A government agency closely aligned with the cable industry shut down a trial by China Netcom, saying that the telecom operator did not cooperate with local license holders that it regulates.
'Due to the policy problem, the future of IPTV is unclear and hard to predict," said Xiongyan Tang, vice chief engineer of China Netcom. "We are still exploring."
China Netcom has been upgrading its broadband network with the goal of airing the 2008 Olympics via IPTV. Tang said the government agency aligned with the broadcast industry and cable operators, known as SARFT, is wary, believing it will canabalize its audience.
Despite Netcom's setback, China Telecom, the country's second largest telcom, is planning to expand its IPTV trials by another 60,000 users this year and is targeting one million users in two to three years. Shanghai, with its 2.2 million broadband users, will be a major source of new users.
The goal is to sign up 40 to 50 percent of users for IPTV, said Dazhong Zhang, vice president of the Shang Media Group, a major content supplier for China Telecom.
However, a lack of compelling content will continue to be an issue. For instance, Zhang acknowledged that IPTV will offer similar programs to cable TV. That won't give users a strong reason to change. Ironically, if IPTV were too good, then it would face greater resistance from SARFT, Zhang said.
SARFT is locked in a turf battle with another government agency that regulates telecom operators. For telcos to get a license, they must work with SARFT, and that enables the agency to control the success of IPTV.
China Telecom's IPTV trials will be based on H.264. ZTE Corp., China's second largest telecom equipment maker, said it will supply IPTV equipment for 49,000 lines that can support 25,000 concurrent users. China Netcom's research lab is focusing on using a Chinese codec, known as AVS, for IPTV development and application promotion.

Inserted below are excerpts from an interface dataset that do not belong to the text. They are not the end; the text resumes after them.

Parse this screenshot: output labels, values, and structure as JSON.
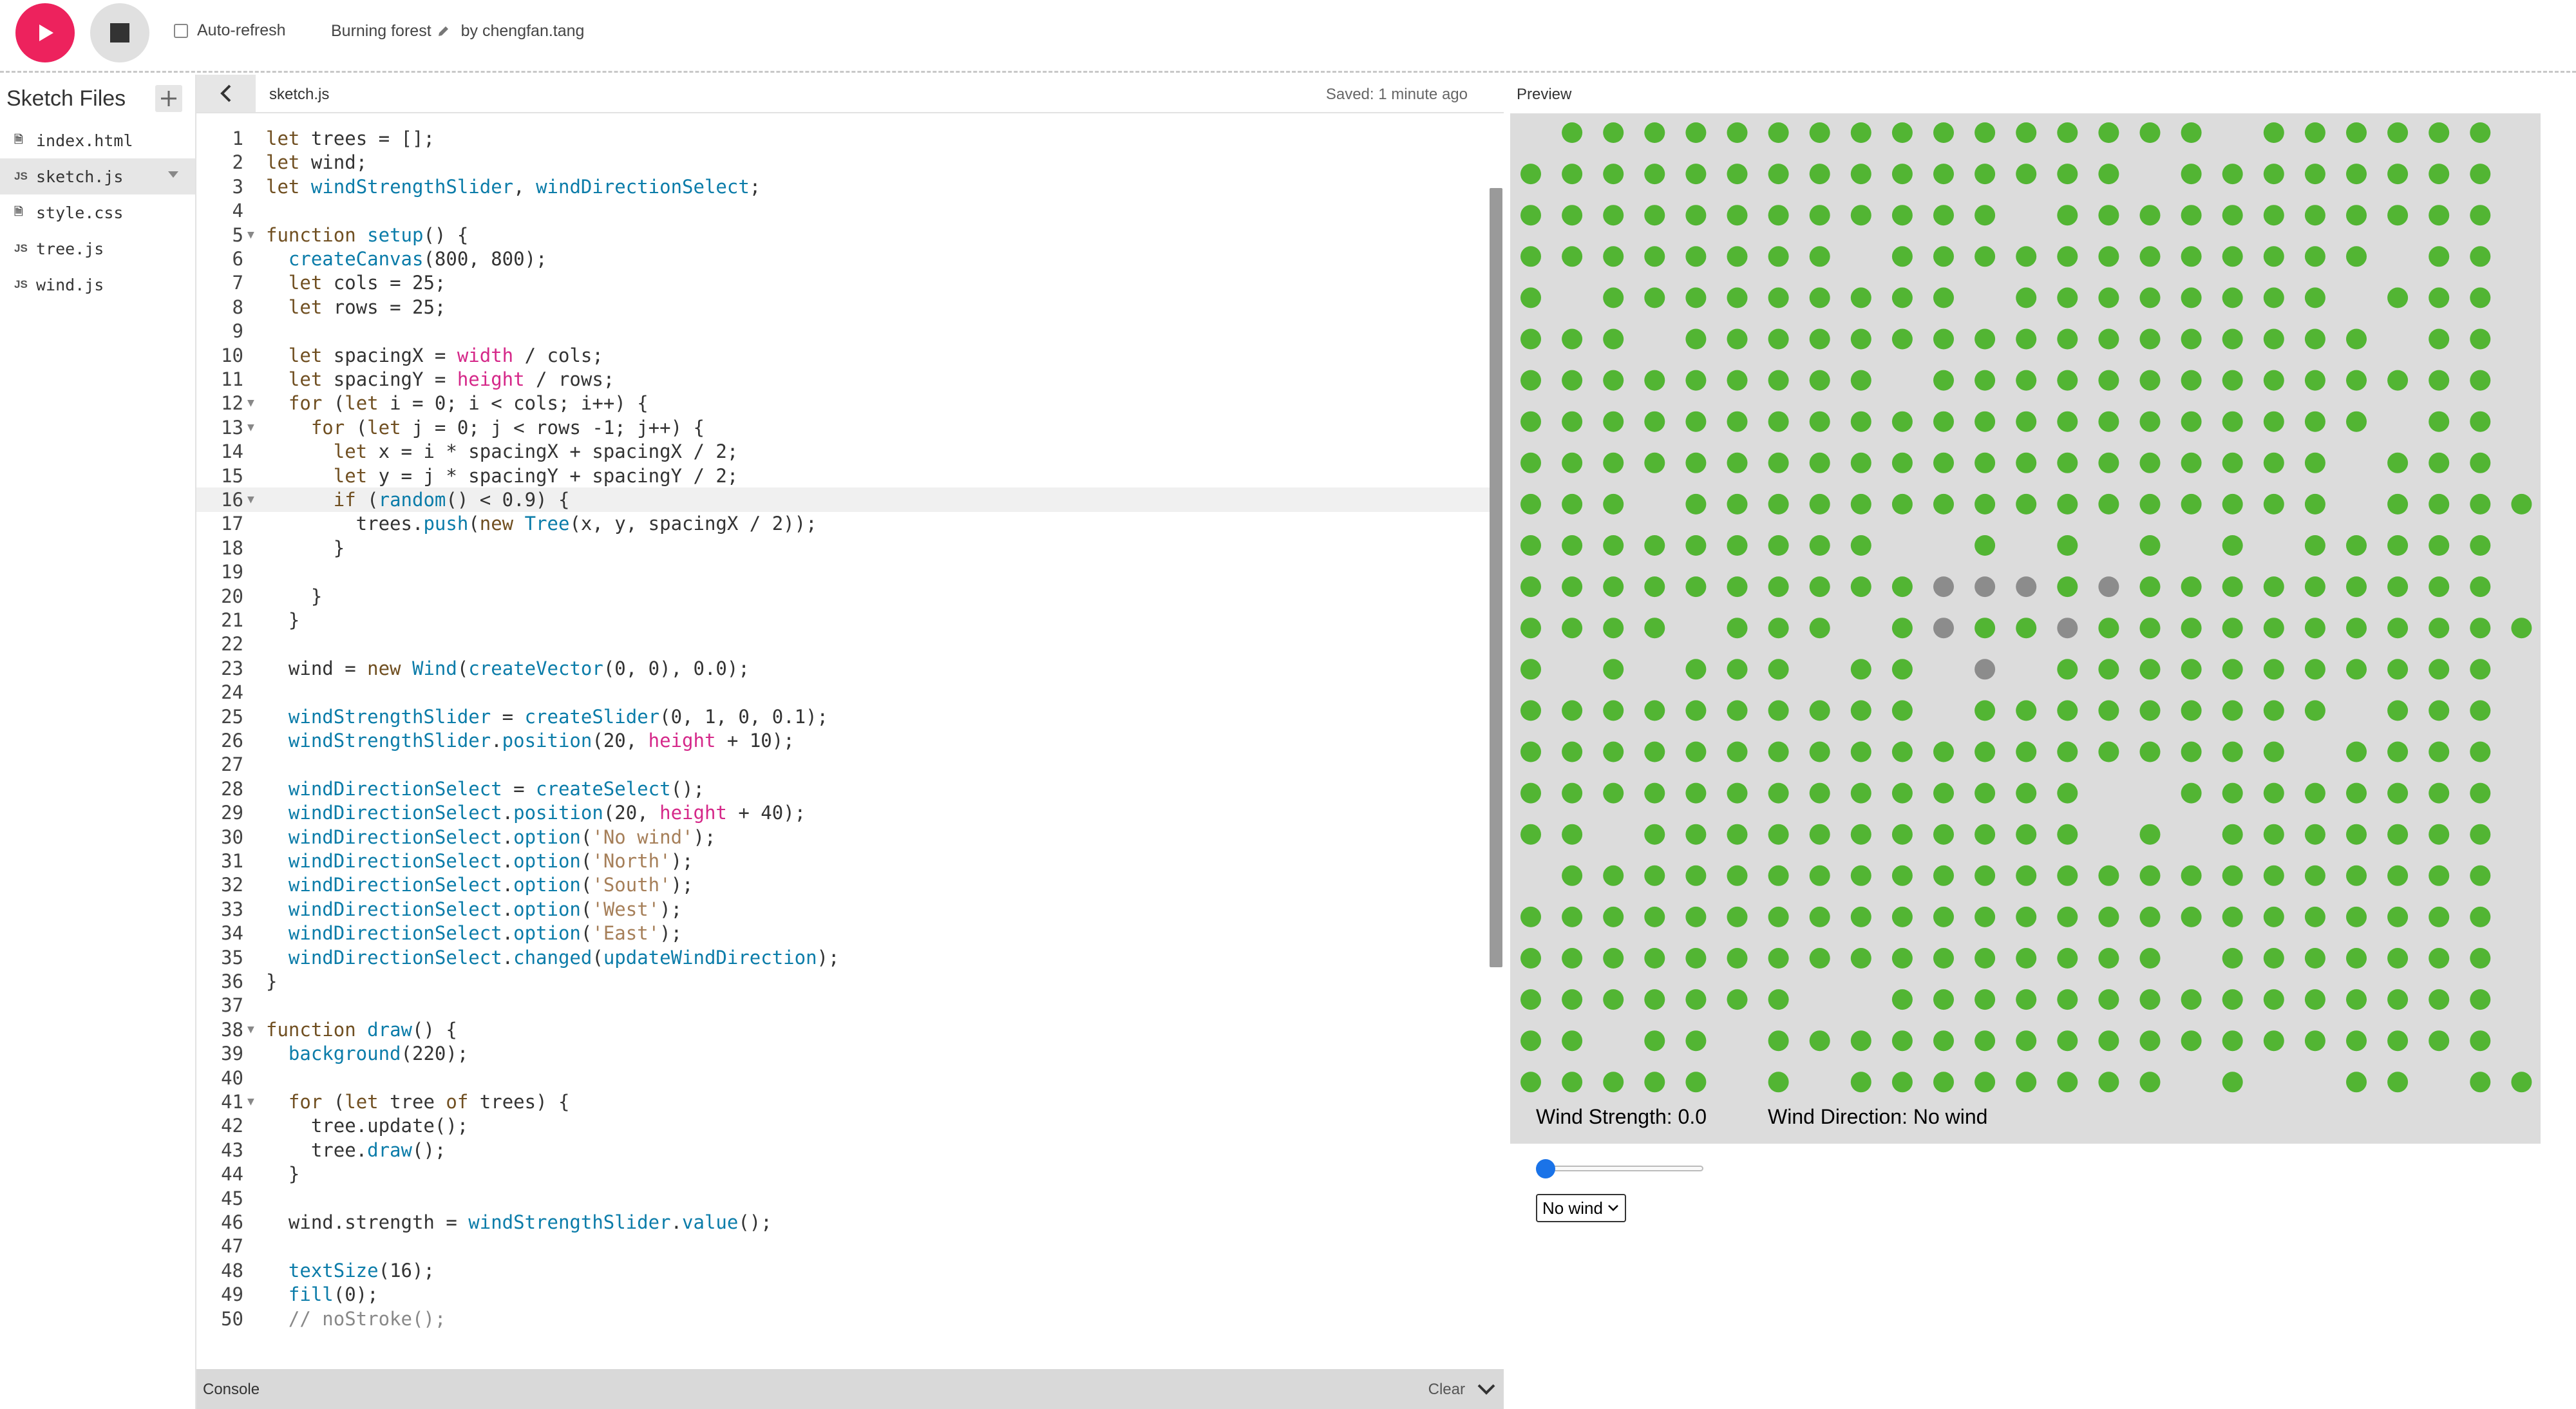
{
  "toolbar": {
    "autorefresh_label": "Auto-refresh",
    "sketch_name": "Burning forest",
    "byline": "by chengfan.tang"
  },
  "sidebar": {
    "title": "Sketch Files",
    "files": [
      {
        "name": "index.html",
        "icon": "html-file-icon"
      },
      {
        "name": "sketch.js",
        "icon": "js-file-icon",
        "active": true
      },
      {
        "name": "style.css",
        "icon": "css-file-icon"
      },
      {
        "name": "tree.js",
        "icon": "js-file-icon"
      },
      {
        "name": "wind.js",
        "icon": "js-file-icon"
      }
    ]
  },
  "editor": {
    "tab": "sketch.js",
    "saved": "Saved: 1 minute ago",
    "lines": [
      "let trees = [];",
      "let wind;",
      "let windStrengthSlider, windDirectionSelect;",
      "",
      "function setup() {",
      "  createCanvas(800, 800);",
      "  let cols = 25;",
      "  let rows = 25;",
      "",
      "  let spacingX = width / cols;",
      "  let spacingY = height / rows;",
      "  for (let i = 0; i < cols; i++) {",
      "    for (let j = 0; j < rows -1; j++) {",
      "      let x = i * spacingX + spacingX / 2;",
      "      let y = j * spacingY + spacingY / 2;",
      "      if (random() < 0.9) {",
      "        trees.push(new Tree(x, y, spacingX / 2));",
      "      }",
      "",
      "    }",
      "  }",
      "",
      "  wind = new Wind(createVector(0, 0), 0.0);",
      "",
      "  windStrengthSlider = createSlider(0, 1, 0, 0.1);",
      "  windStrengthSlider.position(20, height + 10);",
      "",
      "  windDirectionSelect = createSelect();",
      "  windDirectionSelect.position(20, height + 40);",
      "  windDirectionSelect.option('No wind');",
      "  windDirectionSelect.option('North');",
      "  windDirectionSelect.option('South');",
      "  windDirectionSelect.option('West');",
      "  windDirectionSelect.option('East');",
      "  windDirectionSelect.changed(updateWindDirection);",
      "}",
      "",
      "function draw() {",
      "  background(220);",
      "",
      "  for (let tree of trees) {",
      "    tree.update();",
      "    tree.draw();",
      "  }",
      "",
      "  wind.strength = windStrengthSlider.value();",
      "",
      "  textSize(16);",
      "  fill(0);",
      "  // noStroke();"
    ],
    "fold_lines": [
      5,
      12,
      13,
      16,
      38,
      41
    ],
    "highlight_line": 16,
    "console_label": "Console",
    "clear_label": "Clear"
  },
  "preview": {
    "label": "Preview",
    "wind_strength_text": "Wind Strength: 0.0",
    "wind_direction_text": "Wind Direction: No wind",
    "slider_value": 0.0,
    "select_value": "No wind",
    "colors": {
      "tree": "#52b533",
      "burnt": "#8c8c8c",
      "background": "#dcdcdc"
    },
    "forest": [
      ".GGGGGGGGGGGGGGGG.GGGGGG",
      "GGGGGGGGGGGGGGG.GGGGGGGG",
      "GGGGGGGGGGGG.GGGGGGGGGGG",
      "GGGGGGGG.GGGGGGGGGGGG.GG",
      "G.GGGGGGGGG.GGGGGGGG.GGG",
      "GGG.GGGGGGGGGGGGGGGGG.GG",
      "GGGGGGGGG.GGGGGGGGGGGGGG",
      "GGGGGGGGGGGGGGGGGGGGG.GG",
      "GGGGGGGGGGGGGGGGGGGG.GGG",
      "GGG.GGGGGGGGGGGGGGGG.GGGG",
      "GGGGGGGGG..G.G.G.G.GGGGG",
      "GGGGGGGGGGBBBGBGGGGGGGGG",
      "GGGG.GGG.GBGGBGGGGGGGGGGG",
      "G.G.GGG.GG.B.GGGGGGGGGGG",
      "GGGGGGGGGG.GGGGGGGGG.GGG",
      "GGGGGGGGGGGGGGGGGGG.GGGG",
      "GGGGGGGGGGGGGG..GGGGGGGG",
      "GG.GGGGGGGGGGG.G.GGGGGGG",
      ".GGGGGGGGGGGGGGGGGGGGGGG",
      "GGGGGGGGGGGGGGGGGGGGGGGG",
      "GGGGGGGGGGGGGGGG.GGGGGGG",
      "GGGGGGG..GGGGGGGGGGGGGGG",
      "GG.GG.GGGGGGGGGGGGGGGGGG",
      "GGGGG.G.GGGGGGGG.G..GG.GG"
    ]
  }
}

But in a market dominated by H.264, Netcom said it will cost too much to switch systems from H.264 to AVS.